Top of Information supplied
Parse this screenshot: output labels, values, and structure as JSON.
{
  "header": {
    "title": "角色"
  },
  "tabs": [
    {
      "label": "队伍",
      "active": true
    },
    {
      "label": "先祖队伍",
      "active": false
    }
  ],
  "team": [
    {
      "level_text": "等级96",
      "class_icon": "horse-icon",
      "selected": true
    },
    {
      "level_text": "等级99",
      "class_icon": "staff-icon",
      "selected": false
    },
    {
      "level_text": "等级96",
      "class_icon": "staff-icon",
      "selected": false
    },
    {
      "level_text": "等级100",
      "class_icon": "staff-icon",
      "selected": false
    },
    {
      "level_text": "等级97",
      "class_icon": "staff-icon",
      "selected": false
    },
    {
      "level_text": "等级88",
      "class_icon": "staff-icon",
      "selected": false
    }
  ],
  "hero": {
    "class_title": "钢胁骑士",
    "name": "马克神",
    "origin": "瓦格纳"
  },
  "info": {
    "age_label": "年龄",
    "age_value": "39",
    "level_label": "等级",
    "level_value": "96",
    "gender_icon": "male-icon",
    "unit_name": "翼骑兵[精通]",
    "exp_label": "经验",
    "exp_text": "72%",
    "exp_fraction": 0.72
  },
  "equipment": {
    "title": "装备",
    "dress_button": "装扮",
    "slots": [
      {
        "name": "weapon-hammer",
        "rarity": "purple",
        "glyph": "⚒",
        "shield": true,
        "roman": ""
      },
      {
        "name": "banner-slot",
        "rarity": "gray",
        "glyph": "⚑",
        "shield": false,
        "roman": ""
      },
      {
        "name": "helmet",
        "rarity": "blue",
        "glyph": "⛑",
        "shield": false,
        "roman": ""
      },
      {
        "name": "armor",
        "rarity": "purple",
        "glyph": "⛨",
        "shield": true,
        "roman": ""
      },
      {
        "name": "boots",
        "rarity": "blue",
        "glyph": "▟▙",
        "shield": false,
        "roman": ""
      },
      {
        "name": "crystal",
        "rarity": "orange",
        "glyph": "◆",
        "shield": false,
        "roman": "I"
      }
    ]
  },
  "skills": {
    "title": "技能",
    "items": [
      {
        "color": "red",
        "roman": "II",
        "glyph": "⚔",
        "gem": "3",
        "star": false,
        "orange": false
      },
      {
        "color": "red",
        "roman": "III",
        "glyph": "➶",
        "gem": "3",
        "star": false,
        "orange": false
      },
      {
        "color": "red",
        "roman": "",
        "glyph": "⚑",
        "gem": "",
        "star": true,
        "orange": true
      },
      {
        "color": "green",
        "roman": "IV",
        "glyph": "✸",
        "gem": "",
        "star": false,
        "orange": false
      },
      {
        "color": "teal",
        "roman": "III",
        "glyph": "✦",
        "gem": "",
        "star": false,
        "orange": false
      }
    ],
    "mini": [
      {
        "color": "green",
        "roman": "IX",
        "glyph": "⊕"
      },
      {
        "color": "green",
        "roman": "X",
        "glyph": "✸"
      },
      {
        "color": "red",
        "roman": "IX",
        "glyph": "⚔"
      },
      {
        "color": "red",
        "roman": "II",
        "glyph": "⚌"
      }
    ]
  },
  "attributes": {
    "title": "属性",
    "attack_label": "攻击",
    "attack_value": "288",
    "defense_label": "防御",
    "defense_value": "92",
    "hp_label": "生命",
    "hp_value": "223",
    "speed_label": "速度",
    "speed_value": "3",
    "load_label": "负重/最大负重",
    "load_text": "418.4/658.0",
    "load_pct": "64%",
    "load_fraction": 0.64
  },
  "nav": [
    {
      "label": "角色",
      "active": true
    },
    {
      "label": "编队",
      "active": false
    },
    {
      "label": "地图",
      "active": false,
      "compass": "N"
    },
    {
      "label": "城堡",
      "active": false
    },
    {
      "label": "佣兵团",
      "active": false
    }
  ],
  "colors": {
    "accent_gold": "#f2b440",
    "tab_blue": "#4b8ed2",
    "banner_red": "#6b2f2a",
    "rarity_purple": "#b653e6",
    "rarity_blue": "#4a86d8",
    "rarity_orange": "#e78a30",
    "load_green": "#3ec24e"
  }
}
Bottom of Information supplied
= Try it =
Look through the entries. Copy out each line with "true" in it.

= Your solution =
      "active": true
      "selected": true
        "shield": true,
        "shield": true,
        "star": true,
        "orange": true
      "active": true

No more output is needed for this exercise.